Record set —
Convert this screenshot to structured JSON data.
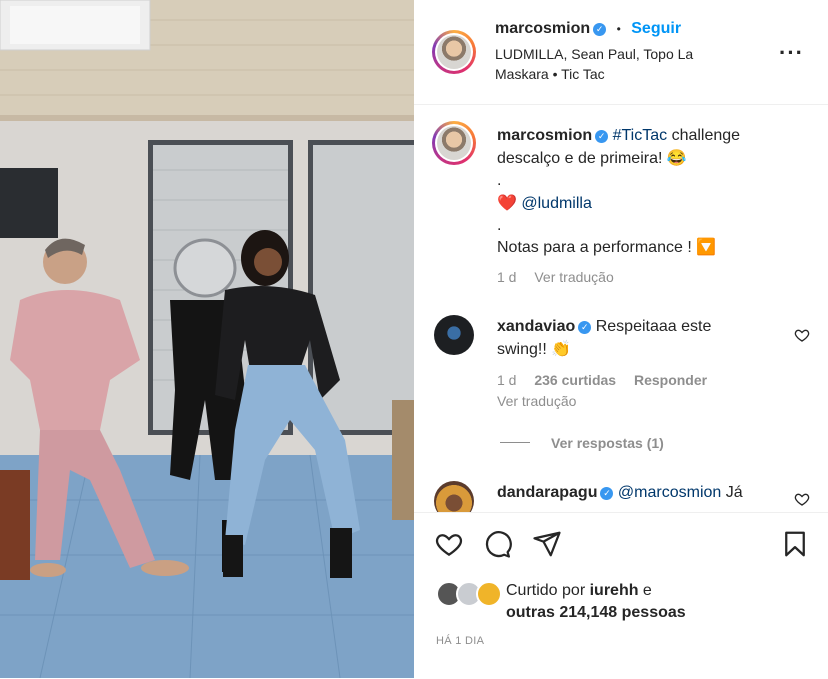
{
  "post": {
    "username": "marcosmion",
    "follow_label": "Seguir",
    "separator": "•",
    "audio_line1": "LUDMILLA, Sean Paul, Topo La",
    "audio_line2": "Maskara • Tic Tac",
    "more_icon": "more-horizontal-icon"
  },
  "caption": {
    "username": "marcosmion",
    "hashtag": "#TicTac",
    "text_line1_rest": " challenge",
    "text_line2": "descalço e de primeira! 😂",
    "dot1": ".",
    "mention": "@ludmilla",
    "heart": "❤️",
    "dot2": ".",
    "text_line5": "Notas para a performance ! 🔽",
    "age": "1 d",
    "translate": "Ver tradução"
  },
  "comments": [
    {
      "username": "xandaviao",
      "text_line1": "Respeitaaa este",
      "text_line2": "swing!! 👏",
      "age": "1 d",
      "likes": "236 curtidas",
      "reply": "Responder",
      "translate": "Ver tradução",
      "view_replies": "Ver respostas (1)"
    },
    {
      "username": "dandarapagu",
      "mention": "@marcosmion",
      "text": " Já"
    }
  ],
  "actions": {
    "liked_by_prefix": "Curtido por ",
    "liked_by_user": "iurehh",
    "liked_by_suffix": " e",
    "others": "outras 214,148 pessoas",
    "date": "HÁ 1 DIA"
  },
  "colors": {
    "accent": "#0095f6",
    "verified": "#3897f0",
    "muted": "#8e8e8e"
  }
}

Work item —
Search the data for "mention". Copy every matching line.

Solution to the exercise —
    "mention": "@ludmilla",
      "mention": "@marcosmion",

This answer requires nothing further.